## SUPPLIED DATA
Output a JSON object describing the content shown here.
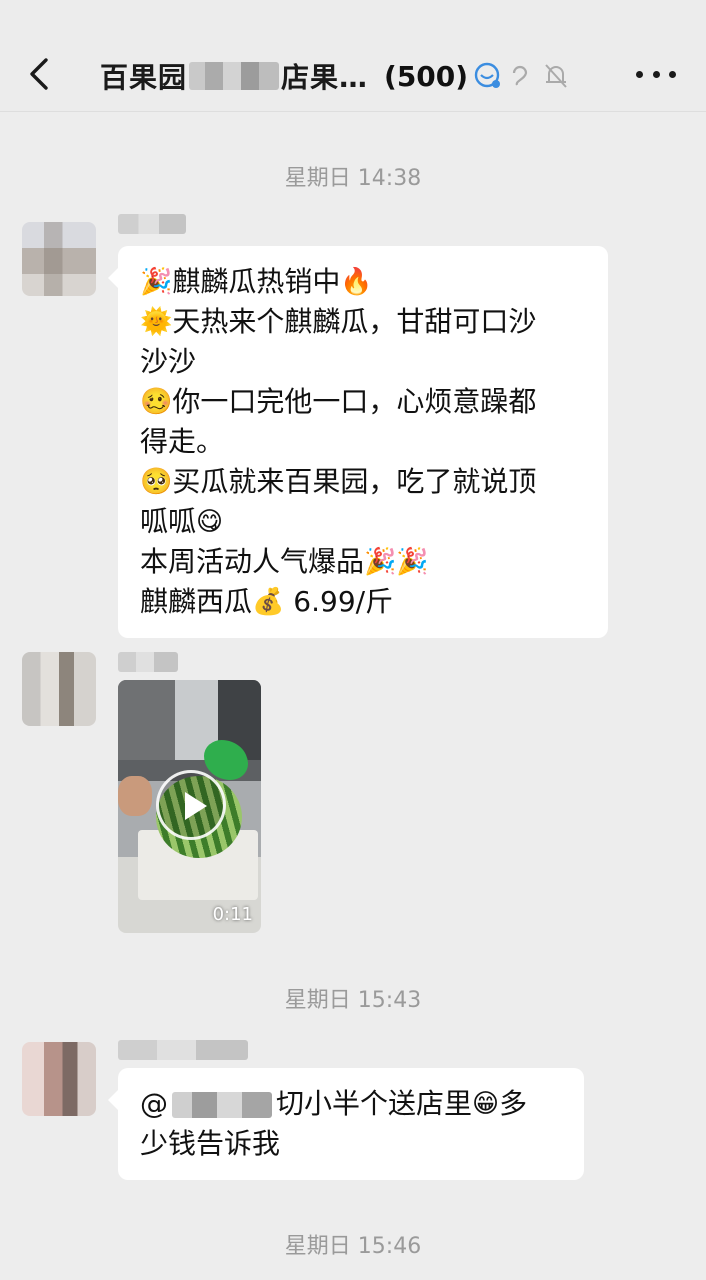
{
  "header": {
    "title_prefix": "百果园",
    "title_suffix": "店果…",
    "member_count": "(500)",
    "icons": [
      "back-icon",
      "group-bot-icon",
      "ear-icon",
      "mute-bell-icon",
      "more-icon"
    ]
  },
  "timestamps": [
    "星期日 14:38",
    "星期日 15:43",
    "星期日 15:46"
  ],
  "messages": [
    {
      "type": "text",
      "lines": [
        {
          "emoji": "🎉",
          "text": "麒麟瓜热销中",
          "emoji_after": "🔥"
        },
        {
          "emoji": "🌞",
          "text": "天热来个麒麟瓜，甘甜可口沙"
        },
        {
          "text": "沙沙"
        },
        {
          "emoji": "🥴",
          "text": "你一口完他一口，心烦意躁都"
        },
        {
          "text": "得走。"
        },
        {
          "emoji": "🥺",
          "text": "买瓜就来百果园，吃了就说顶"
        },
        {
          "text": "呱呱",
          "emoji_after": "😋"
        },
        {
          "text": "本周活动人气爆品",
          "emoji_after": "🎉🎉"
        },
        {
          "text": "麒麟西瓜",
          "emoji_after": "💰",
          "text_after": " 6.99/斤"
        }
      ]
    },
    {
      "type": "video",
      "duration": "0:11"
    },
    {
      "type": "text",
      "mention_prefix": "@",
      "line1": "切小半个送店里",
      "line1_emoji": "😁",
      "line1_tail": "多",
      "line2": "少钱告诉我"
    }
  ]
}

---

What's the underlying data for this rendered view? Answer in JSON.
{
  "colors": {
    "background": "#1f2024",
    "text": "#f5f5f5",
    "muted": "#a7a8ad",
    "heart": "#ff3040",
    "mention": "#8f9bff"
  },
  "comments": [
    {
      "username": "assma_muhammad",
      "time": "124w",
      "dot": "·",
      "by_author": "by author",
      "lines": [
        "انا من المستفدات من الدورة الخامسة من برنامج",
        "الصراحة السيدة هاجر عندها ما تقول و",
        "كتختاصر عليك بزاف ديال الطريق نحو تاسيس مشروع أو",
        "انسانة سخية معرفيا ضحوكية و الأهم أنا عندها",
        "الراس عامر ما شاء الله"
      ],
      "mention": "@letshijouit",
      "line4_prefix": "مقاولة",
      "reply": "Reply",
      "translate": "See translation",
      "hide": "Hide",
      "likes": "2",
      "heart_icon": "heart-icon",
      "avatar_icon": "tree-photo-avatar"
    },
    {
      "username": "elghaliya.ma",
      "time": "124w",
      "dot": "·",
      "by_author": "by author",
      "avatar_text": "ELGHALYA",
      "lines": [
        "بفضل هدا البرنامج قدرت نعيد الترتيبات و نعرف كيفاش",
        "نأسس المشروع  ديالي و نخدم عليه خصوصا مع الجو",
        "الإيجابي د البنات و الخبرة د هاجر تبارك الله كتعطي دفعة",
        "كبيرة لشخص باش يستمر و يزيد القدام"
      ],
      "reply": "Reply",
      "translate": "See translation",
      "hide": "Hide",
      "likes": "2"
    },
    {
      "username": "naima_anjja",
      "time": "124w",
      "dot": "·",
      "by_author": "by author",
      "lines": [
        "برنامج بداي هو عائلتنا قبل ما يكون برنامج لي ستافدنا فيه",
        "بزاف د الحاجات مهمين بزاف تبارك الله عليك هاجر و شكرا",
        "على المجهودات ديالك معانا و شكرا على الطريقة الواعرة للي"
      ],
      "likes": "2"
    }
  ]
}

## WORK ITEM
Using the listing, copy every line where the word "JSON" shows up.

## WRITTEN SOLUTION
Output a JSON object describing the content shown here.
What's the underlying data for this rendered view? Answer in JSON.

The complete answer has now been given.